For most of us the world has changed in the past few weeks and lockdowns have been enforced in many countries across the globe. Some of us are still able to ride and others can’t yet go any distance from home. When riding resumes it's likely that it will only be possible in the local area so you need to be able to make the most of what's on your door step.
So what better time to make the most of your time in lockdown than planning local routes or exploring your local tracks and trails?
But what is the best way to plan a local lockdown gravel epic?
There are various apps put there that make planning a route quick and easy. Komoot and RidewithGPS are both well proven apps, however they do have their flaws. These apps rely on algorythms and data to calculate the best route and this does not always mean the best ride experience. The most direct route off road is not always the fastest and can sometime mean a hike-a-bike, riding a footpath which is illegal or just bumping your way over a ploughed up footpath or through a path of brambles.
So what is the best way to plan a local off road route? Well the old fashioned way is often the best… get your maps out! Studying a local map will enable you to find the smaller details in your chosen route and make a better judgement on the trail compared to that of a computer generated route. It may take more time but the results are often much more worth it. Below you can see a comparison between the same area on Komoot and an OS map, as you can see there is a considerable difference in detail.
So what do you need to look for?
Well the best place to plan a UK based route is using an OS leisure map. You can buy a paper version or use the online version. In the UK it is illegal to cycle on footpaths, so instead you need to try and piece together your route using bridle paths, byways and cycleways. You will most likely need to use a few short sections of tarmac to join together a loop or to link together the best tracks. The key below shows which marking you need to look for on the map.
Bridleways vary around the country. In some places they are little more than rough tracks around the edge of farmers fields, in others they can be perfect gravel roads or single track trails. Whatever they are like in your areas these will form a large majority of your route.
Byways are essentially larger bridleways that are also open to motor vehicles at certain times of the year. These are often fantastic for a gravel bike and normally are longer in length. If you can find these for your routes then they can be a great way to cover some distance.
The national cycle network is also an excellent guide to finding new routes.
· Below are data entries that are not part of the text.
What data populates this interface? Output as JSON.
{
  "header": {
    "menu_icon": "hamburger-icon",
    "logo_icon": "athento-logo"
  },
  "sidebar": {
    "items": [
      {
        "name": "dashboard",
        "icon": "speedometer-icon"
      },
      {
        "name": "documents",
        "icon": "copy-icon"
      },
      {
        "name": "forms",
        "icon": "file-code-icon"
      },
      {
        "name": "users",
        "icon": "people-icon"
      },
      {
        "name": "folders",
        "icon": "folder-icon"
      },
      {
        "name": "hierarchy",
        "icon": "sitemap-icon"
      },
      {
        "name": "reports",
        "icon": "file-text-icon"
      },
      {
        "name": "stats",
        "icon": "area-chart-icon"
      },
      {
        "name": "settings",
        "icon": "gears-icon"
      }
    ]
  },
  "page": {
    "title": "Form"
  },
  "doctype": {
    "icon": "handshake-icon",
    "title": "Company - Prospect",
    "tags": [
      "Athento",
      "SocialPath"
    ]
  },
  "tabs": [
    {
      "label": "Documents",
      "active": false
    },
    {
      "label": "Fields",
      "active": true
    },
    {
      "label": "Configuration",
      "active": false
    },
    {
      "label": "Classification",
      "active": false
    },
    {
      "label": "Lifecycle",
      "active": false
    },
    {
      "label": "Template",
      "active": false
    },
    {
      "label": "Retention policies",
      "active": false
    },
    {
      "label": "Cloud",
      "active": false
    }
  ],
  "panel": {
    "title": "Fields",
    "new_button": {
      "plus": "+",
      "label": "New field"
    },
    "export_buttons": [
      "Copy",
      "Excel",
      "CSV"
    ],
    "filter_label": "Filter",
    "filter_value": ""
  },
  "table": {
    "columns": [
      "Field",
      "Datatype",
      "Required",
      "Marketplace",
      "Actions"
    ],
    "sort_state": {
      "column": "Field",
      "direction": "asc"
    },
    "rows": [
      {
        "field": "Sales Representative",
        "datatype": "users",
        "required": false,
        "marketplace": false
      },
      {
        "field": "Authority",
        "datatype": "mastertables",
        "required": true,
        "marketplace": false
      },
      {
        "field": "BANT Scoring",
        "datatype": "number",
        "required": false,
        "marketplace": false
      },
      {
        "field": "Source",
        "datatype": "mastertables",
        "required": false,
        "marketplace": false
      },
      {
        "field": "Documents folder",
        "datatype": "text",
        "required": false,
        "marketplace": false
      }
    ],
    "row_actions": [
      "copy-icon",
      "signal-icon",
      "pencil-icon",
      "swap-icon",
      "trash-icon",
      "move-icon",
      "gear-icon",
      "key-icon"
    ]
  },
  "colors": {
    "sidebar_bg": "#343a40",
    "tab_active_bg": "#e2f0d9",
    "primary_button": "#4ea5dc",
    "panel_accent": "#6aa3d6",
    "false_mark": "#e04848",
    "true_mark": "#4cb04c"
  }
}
Some use quiet roads, some used segregated tarmac cycle ways and others utilise off road tracks but most have a good signage system and can be easily found online at the Sustrans website.
So once you’ve planned your route you need a gps file to make navigation quick and easy. Using the knowledge gained from the OS maps its then often easy to trace your route out on one of the route planning apps such as Komoot. By dragging and dropping the route on the tracks and trails you have identified as legal and ridable on the maps you can create an excellent local ride. The only thing left to do then is get out there and ride it!